The source of information
Rest assured, the stereotypical image of the bookworm librarian, monitoring stacks and stamping cards all day, is completely outdated! Today, those who pursue a career in library and resource development are on top of all the latest technologies, and are able to help students and other learners find the exact research tools they need - whether it's a text, a journal or a website. They're also well-versed in all the latest resource development plans, and have the ability to turn their library or resource center into a hub of information and learning.
Find a Job
With an education in library science and resource development, you qualify for a number of different positions:
- Access services
- Resource maintenance
- Writing and research
- Database management
- Student services
- Government documents
- Human resources
- Youth services
- Archives and rare books
- Library science education
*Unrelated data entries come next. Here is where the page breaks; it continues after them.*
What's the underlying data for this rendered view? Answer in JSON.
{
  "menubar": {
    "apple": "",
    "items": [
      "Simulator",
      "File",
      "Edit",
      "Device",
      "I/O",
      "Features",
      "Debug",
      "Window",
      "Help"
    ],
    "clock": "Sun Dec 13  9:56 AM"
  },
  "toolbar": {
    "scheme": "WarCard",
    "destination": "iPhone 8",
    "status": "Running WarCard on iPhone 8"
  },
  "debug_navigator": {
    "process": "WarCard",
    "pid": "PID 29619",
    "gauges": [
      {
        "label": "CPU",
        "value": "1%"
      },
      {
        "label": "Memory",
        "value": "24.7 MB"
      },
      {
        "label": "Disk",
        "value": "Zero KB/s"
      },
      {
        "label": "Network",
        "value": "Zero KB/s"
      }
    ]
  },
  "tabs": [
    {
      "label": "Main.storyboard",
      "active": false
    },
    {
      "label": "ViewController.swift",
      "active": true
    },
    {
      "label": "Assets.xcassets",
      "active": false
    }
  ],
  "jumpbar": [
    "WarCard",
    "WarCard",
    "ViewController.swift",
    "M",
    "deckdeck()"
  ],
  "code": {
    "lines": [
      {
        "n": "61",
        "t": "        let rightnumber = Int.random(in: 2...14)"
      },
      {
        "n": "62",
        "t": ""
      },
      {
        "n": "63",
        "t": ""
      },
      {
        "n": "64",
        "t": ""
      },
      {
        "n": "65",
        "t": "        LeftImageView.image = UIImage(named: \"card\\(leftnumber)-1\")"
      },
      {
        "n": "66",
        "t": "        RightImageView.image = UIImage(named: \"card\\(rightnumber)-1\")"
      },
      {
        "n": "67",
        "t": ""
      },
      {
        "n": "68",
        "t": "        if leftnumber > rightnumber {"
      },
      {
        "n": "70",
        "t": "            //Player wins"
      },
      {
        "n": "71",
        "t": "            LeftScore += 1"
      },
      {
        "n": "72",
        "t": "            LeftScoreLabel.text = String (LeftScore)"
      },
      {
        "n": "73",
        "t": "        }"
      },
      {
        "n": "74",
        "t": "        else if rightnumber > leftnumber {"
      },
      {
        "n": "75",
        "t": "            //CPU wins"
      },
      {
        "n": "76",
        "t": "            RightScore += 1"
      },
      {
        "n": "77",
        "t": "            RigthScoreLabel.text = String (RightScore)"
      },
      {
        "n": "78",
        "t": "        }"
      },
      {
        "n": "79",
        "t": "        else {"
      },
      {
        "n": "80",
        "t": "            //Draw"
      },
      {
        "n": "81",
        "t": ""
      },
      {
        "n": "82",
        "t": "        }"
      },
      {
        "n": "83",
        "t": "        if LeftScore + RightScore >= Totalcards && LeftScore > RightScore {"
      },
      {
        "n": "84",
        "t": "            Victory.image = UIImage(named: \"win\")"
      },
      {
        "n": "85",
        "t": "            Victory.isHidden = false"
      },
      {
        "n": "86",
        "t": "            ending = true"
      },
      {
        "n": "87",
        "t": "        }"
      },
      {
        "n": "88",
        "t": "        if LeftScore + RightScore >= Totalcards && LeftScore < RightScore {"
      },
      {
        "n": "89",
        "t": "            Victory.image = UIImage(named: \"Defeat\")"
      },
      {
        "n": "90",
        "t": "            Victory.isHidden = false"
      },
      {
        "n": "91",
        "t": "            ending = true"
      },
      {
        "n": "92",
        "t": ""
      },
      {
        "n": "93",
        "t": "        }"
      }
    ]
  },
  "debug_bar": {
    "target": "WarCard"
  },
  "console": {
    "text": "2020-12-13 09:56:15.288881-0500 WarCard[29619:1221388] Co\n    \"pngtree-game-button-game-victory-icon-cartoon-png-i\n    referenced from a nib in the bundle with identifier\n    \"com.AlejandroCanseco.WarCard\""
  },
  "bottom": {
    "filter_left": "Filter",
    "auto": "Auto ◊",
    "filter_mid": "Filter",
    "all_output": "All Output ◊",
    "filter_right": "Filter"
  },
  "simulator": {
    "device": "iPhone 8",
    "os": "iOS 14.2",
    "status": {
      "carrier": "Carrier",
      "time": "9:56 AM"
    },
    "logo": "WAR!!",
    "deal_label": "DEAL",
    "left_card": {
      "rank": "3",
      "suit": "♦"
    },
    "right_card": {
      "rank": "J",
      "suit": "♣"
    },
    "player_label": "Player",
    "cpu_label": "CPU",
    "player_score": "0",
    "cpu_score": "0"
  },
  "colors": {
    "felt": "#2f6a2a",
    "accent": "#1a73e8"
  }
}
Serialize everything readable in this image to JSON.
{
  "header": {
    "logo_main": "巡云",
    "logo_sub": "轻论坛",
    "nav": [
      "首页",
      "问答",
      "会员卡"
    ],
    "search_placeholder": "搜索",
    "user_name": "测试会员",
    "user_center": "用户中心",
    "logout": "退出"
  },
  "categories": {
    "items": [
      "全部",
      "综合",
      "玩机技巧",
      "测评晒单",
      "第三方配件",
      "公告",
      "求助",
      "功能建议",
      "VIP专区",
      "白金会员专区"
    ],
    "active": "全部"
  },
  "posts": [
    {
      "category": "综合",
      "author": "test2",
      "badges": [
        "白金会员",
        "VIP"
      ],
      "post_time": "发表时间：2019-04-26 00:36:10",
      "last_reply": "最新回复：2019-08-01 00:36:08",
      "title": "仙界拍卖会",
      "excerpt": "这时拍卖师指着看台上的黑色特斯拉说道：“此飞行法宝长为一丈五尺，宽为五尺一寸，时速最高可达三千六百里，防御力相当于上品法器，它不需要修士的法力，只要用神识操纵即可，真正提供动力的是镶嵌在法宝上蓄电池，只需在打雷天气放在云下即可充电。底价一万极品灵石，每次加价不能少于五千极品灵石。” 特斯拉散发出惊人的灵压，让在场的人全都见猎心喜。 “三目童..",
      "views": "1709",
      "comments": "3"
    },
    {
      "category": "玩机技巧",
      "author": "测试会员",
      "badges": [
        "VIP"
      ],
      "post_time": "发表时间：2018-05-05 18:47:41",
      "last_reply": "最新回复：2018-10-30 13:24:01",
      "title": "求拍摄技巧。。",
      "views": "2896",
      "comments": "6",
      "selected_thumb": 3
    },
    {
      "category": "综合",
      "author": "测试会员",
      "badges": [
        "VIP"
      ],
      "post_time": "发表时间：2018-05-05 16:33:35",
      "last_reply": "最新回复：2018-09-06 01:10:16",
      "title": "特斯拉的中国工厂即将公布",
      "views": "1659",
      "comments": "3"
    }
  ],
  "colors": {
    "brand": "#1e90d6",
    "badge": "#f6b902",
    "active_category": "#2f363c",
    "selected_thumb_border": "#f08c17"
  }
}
Each specialization offers its own variety of jobs and environments for work. Some librarians don't even work in a library - they can work online, for a corporate business or in a retail store.
A Commitment to Literacy
A job in library and resource development requires a firm commitment to continued learning and the importance of literacy. You're not only responsible for the coordination and organization of the activities and resources of your library - your students and clients will consider you a media and communications specialist, as well as a general source of knowledge and research tools.
You need to be prepared to deal regularly with students and the public. This means you must have a clear understanding of the most efficient and reliable research techniques and resources. Remember, if you can pass a positive experience on to a student, you may have inspired someone to become a lifelong learner and avid reader.
As is found in most industries, the salaries available in the library and resource development field will vary depending on your situation. Consider the size of your library, its location and its connection to any schools, and also at the type of library you're working in to determine the appropriate salary expectations. For example, colleges, universities and professional schools traditionally pay well, second only to government services.
On average you could be looking at a pay range from $40 000 a year to over $70 000 a year.